Website and app data records

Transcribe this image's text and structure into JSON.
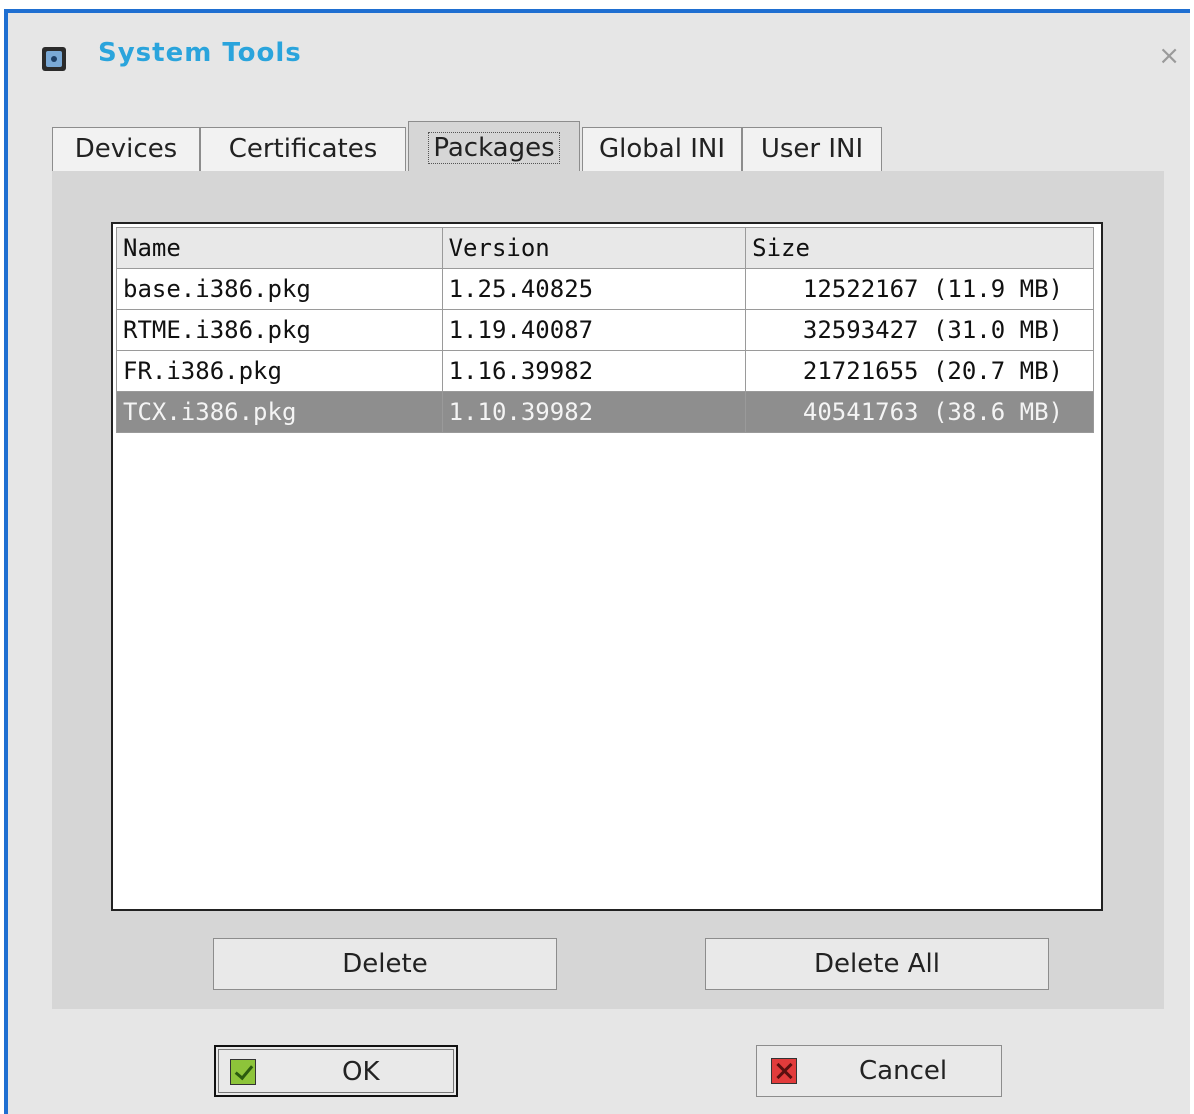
{
  "window": {
    "title": "System Tools",
    "close_symbol": "×"
  },
  "tabs": [
    {
      "label": "Devices",
      "active": false
    },
    {
      "label": "Certificates",
      "active": false
    },
    {
      "label": "Packages",
      "active": true
    },
    {
      "label": "Global INI",
      "active": false
    },
    {
      "label": "User INI",
      "active": false
    }
  ],
  "packages_table": {
    "columns": [
      "Name",
      "Version",
      "Size"
    ],
    "rows": [
      {
        "name": "base.i386.pkg",
        "version": "1.25.40825",
        "size": "12522167 (11.9 MB)",
        "selected": false
      },
      {
        "name": "RTME.i386.pkg",
        "version": "1.19.40087",
        "size": "32593427 (31.0 MB)",
        "selected": false
      },
      {
        "name": "FR.i386.pkg",
        "version": "1.16.39982",
        "size": "21721655 (20.7 MB)",
        "selected": false
      },
      {
        "name": "TCX.i386.pkg",
        "version": "1.10.39982",
        "size": "40541763 (38.6 MB)",
        "selected": true
      }
    ]
  },
  "actions": {
    "delete_label": "Delete",
    "delete_all_label": "Delete All"
  },
  "footer": {
    "ok_label": "OK",
    "cancel_label": "Cancel"
  },
  "colors": {
    "accent_border": "#1f6fd1",
    "title_text": "#2aa4dc",
    "selected_row": "#8e8e8e"
  }
}
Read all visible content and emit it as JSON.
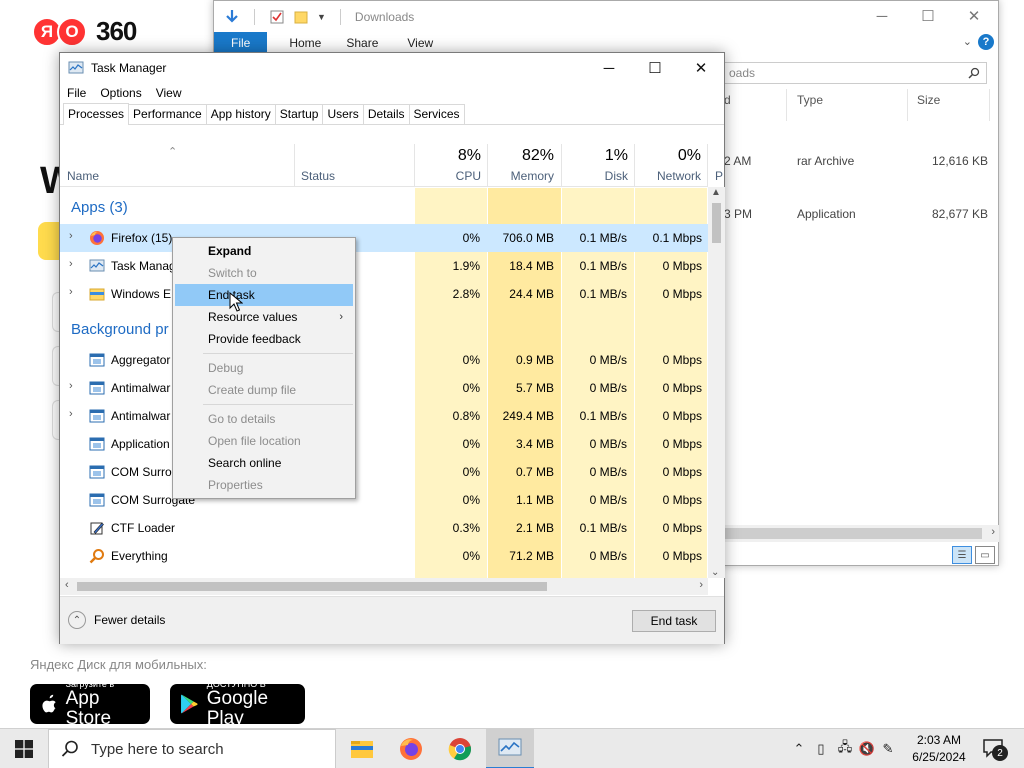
{
  "background_page": {
    "logo_letters": [
      "Я",
      "O"
    ],
    "logo_number": "360",
    "heading_fragment": "W",
    "mobile_label": "Яндекс Диск для мобильных:",
    "app_store": {
      "small": "Загрузите в",
      "big": "App Store"
    },
    "google_play": {
      "small": "ДОСТУПНО В",
      "big": "Google Play"
    }
  },
  "explorer": {
    "title": "Downloads",
    "ribbon_tabs": [
      "File",
      "Home",
      "Share",
      "View"
    ],
    "help_label": "?",
    "search_placeholder": "oads",
    "columns": [
      "d",
      "Type",
      "Size"
    ],
    "rows": [
      {
        "date": "2 AM",
        "type": "rar Archive",
        "size": "12,616 KB"
      },
      {
        "date": "3 PM",
        "type": "Application",
        "size": "82,677 KB"
      }
    ]
  },
  "task_manager": {
    "title": "Task Manager",
    "menu": [
      "File",
      "Options",
      "View"
    ],
    "tabs": [
      "Processes",
      "Performance",
      "App history",
      "Startup",
      "Users",
      "Details",
      "Services"
    ],
    "columns": {
      "name": "Name",
      "status": "Status",
      "cpu": {
        "pct": "8%",
        "label": "CPU"
      },
      "memory": {
        "pct": "82%",
        "label": "Memory"
      },
      "disk": {
        "pct": "1%",
        "label": "Disk"
      },
      "network": {
        "pct": "0%",
        "label": "Network"
      },
      "power": "P"
    },
    "groups": {
      "apps": "Apps (3)",
      "background": "Background pr"
    },
    "apps": [
      {
        "name": "Firefox (15)",
        "cpu": "0%",
        "memory": "706.0 MB",
        "disk": "0.1 MB/s",
        "network": "0.1 Mbps"
      },
      {
        "name": "Task Manag",
        "cpu": "1.9%",
        "memory": "18.4 MB",
        "disk": "0.1 MB/s",
        "network": "0 Mbps"
      },
      {
        "name": "Windows E",
        "cpu": "2.8%",
        "memory": "24.4 MB",
        "disk": "0.1 MB/s",
        "network": "0 Mbps"
      }
    ],
    "background": [
      {
        "name": "Aggregator",
        "cpu": "0%",
        "memory": "0.9 MB",
        "disk": "0 MB/s",
        "network": "0 Mbps"
      },
      {
        "name": "Antimalwar",
        "cpu": "0%",
        "memory": "5.7 MB",
        "disk": "0 MB/s",
        "network": "0 Mbps"
      },
      {
        "name": "Antimalwar",
        "cpu": "0.8%",
        "memory": "249.4 MB",
        "disk": "0.1 MB/s",
        "network": "0 Mbps"
      },
      {
        "name": "Application",
        "cpu": "0%",
        "memory": "3.4 MB",
        "disk": "0 MB/s",
        "network": "0 Mbps"
      },
      {
        "name": "COM Surro",
        "cpu": "0%",
        "memory": "0.7 MB",
        "disk": "0 MB/s",
        "network": "0 Mbps"
      },
      {
        "name": "COM Surrogate",
        "cpu": "0%",
        "memory": "1.1 MB",
        "disk": "0 MB/s",
        "network": "0 Mbps"
      },
      {
        "name": "CTF Loader",
        "cpu": "0.3%",
        "memory": "2.1 MB",
        "disk": "0.1 MB/s",
        "network": "0 Mbps"
      },
      {
        "name": "Everything",
        "cpu": "0%",
        "memory": "71.2 MB",
        "disk": "0 MB/s",
        "network": "0 Mbps"
      }
    ],
    "fewer_details": "Fewer details",
    "end_task_button": "End task"
  },
  "context_menu": {
    "items": [
      {
        "label": "Expand",
        "bold": true
      },
      {
        "label": "Switch to",
        "disabled": true
      },
      {
        "label": "End task",
        "hover": true
      },
      {
        "label": "Resource values",
        "submenu": true
      },
      {
        "label": "Provide feedback"
      },
      {
        "label": "Debug",
        "disabled": true
      },
      {
        "label": "Create dump file",
        "disabled": true
      },
      {
        "label": "Go to details",
        "disabled": true
      },
      {
        "label": "Open file location",
        "disabled": true
      },
      {
        "label": "Search online"
      },
      {
        "label": "Properties",
        "disabled": true
      }
    ]
  },
  "taskbar": {
    "search_placeholder": "Type here to search",
    "time": "2:03 AM",
    "date": "6/25/2024",
    "notification_count": "2",
    "apps": [
      "file-explorer",
      "firefox",
      "chrome",
      "task-manager"
    ]
  },
  "colors": {
    "accent": "#1979ca",
    "heat": "#fff4c4",
    "selected_row": "#cce8ff",
    "context_hover": "#91c9f7",
    "group_heading": "#1e6bc4"
  }
}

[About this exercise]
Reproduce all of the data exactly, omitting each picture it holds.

[Output]
Transcribe this image's text and structure into JSON.
{
  "window": {
    "title": "System Tools",
    "close_symbol": "×"
  },
  "tabs": [
    {
      "label": "Devices",
      "active": false
    },
    {
      "label": "Certificates",
      "active": false
    },
    {
      "label": "Packages",
      "active": true
    },
    {
      "label": "Global INI",
      "active": false
    },
    {
      "label": "User INI",
      "active": false
    }
  ],
  "packages_table": {
    "columns": [
      "Name",
      "Version",
      "Size"
    ],
    "rows": [
      {
        "name": "base.i386.pkg",
        "version": "1.25.40825",
        "size": "12522167 (11.9 MB)",
        "selected": false
      },
      {
        "name": "RTME.i386.pkg",
        "version": "1.19.40087",
        "size": "32593427 (31.0 MB)",
        "selected": false
      },
      {
        "name": "FR.i386.pkg",
        "version": "1.16.39982",
        "size": "21721655 (20.7 MB)",
        "selected": false
      },
      {
        "name": "TCX.i386.pkg",
        "version": "1.10.39982",
        "size": "40541763 (38.6 MB)",
        "selected": true
      }
    ]
  },
  "actions": {
    "delete_label": "Delete",
    "delete_all_label": "Delete All"
  },
  "footer": {
    "ok_label": "OK",
    "cancel_label": "Cancel"
  },
  "colors": {
    "accent_border": "#1f6fd1",
    "title_text": "#2aa4dc",
    "selected_row": "#8e8e8e"
  }
}
Read all visible content and emit it as JSON.
{
  "background_page": {
    "logo_letters": [
      "Я",
      "O"
    ],
    "logo_number": "360",
    "heading_fragment": "W",
    "mobile_label": "Яндекс Диск для мобильных:",
    "app_store": {
      "small": "Загрузите в",
      "big": "App Store"
    },
    "google_play": {
      "small": "ДОСТУПНО В",
      "big": "Google Play"
    }
  },
  "explorer": {
    "title": "Downloads",
    "ribbon_tabs": [
      "File",
      "Home",
      "Share",
      "View"
    ],
    "help_label": "?",
    "search_placeholder": "oads",
    "columns": [
      "d",
      "Type",
      "Size"
    ],
    "rows": [
      {
        "date": "2 AM",
        "type": "rar Archive",
        "size": "12,616 KB"
      },
      {
        "date": "3 PM",
        "type": "Application",
        "size": "82,677 KB"
      }
    ]
  },
  "task_manager": {
    "title": "Task Manager",
    "menu": [
      "File",
      "Options",
      "View"
    ],
    "tabs": [
      "Processes",
      "Performance",
      "App history",
      "Startup",
      "Users",
      "Details",
      "Services"
    ],
    "columns": {
      "name": "Name",
      "status": "Status",
      "cpu": {
        "pct": "8%",
        "label": "CPU"
      },
      "memory": {
        "pct": "82%",
        "label": "Memory"
      },
      "disk": {
        "pct": "1%",
        "label": "Disk"
      },
      "network": {
        "pct": "0%",
        "label": "Network"
      },
      "power": "P"
    },
    "groups": {
      "apps": "Apps (3)",
      "background": "Background pr"
    },
    "apps": [
      {
        "name": "Firefox (15)",
        "cpu": "0%",
        "memory": "706.0 MB",
        "disk": "0.1 MB/s",
        "network": "0.1 Mbps"
      },
      {
        "name": "Task Manag",
        "cpu": "1.9%",
        "memory": "18.4 MB",
        "disk": "0.1 MB/s",
        "network": "0 Mbps"
      },
      {
        "name": "Windows E",
        "cpu": "2.8%",
        "memory": "24.4 MB",
        "disk": "0.1 MB/s",
        "network": "0 Mbps"
      }
    ],
    "background": [
      {
        "name": "Aggregator",
        "cpu": "0%",
        "memory": "0.9 MB",
        "disk": "0 MB/s",
        "network": "0 Mbps"
      },
      {
        "name": "Antimalwar",
        "cpu": "0%",
        "memory": "5.7 MB",
        "disk": "0 MB/s",
        "network": "0 Mbps"
      },
      {
        "name": "Antimalwar",
        "cpu": "0.8%",
        "memory": "249.4 MB",
        "disk": "0.1 MB/s",
        "network": "0 Mbps"
      },
      {
        "name": "Application",
        "cpu": "0%",
        "memory": "3.4 MB",
        "disk": "0 MB/s",
        "network": "0 Mbps"
      },
      {
        "name": "COM Surro",
        "cpu": "0%",
        "memory": "0.7 MB",
        "disk": "0 MB/s",
        "network": "0 Mbps"
      },
      {
        "name": "COM Surrogate",
        "cpu": "0%",
        "memory": "1.1 MB",
        "disk": "0 MB/s",
        "network": "0 Mbps"
      },
      {
        "name": "CTF Loader",
        "cpu": "0.3%",
        "memory": "2.1 MB",
        "disk": "0.1 MB/s",
        "network": "0 Mbps"
      },
      {
        "name": "Everything",
        "cpu": "0%",
        "memory": "71.2 MB",
        "disk": "0 MB/s",
        "network": "0 Mbps"
      }
    ],
    "fewer_details": "Fewer details",
    "end_task_button": "End task"
  },
  "context_menu": {
    "items": [
      {
        "label": "Expand",
        "bold": true
      },
      {
        "label": "Switch to",
        "disabled": true
      },
      {
        "label": "End task",
        "hover": true
      },
      {
        "label": "Resource values",
        "submenu": true
      },
      {
        "label": "Provide feedback"
      },
      {
        "label": "Debug",
        "disabled": true
      },
      {
        "label": "Create dump file",
        "disabled": true
      },
      {
        "label": "Go to details",
        "disabled": true
      },
      {
        "label": "Open file location",
        "disabled": true
      },
      {
        "label": "Search online"
      },
      {
        "label": "Properties",
        "disabled": true
      }
    ]
  },
  "taskbar": {
    "search_placeholder": "Type here to search",
    "time": "2:03 AM",
    "date": "6/25/2024",
    "notification_count": "2",
    "apps": [
      "file-explorer",
      "firefox",
      "chrome",
      "task-manager"
    ]
  },
  "colors": {
    "accent": "#1979ca",
    "heat": "#fff4c4",
    "selected_row": "#cce8ff",
    "context_hover": "#91c9f7",
    "group_heading": "#1e6bc4"
  }
}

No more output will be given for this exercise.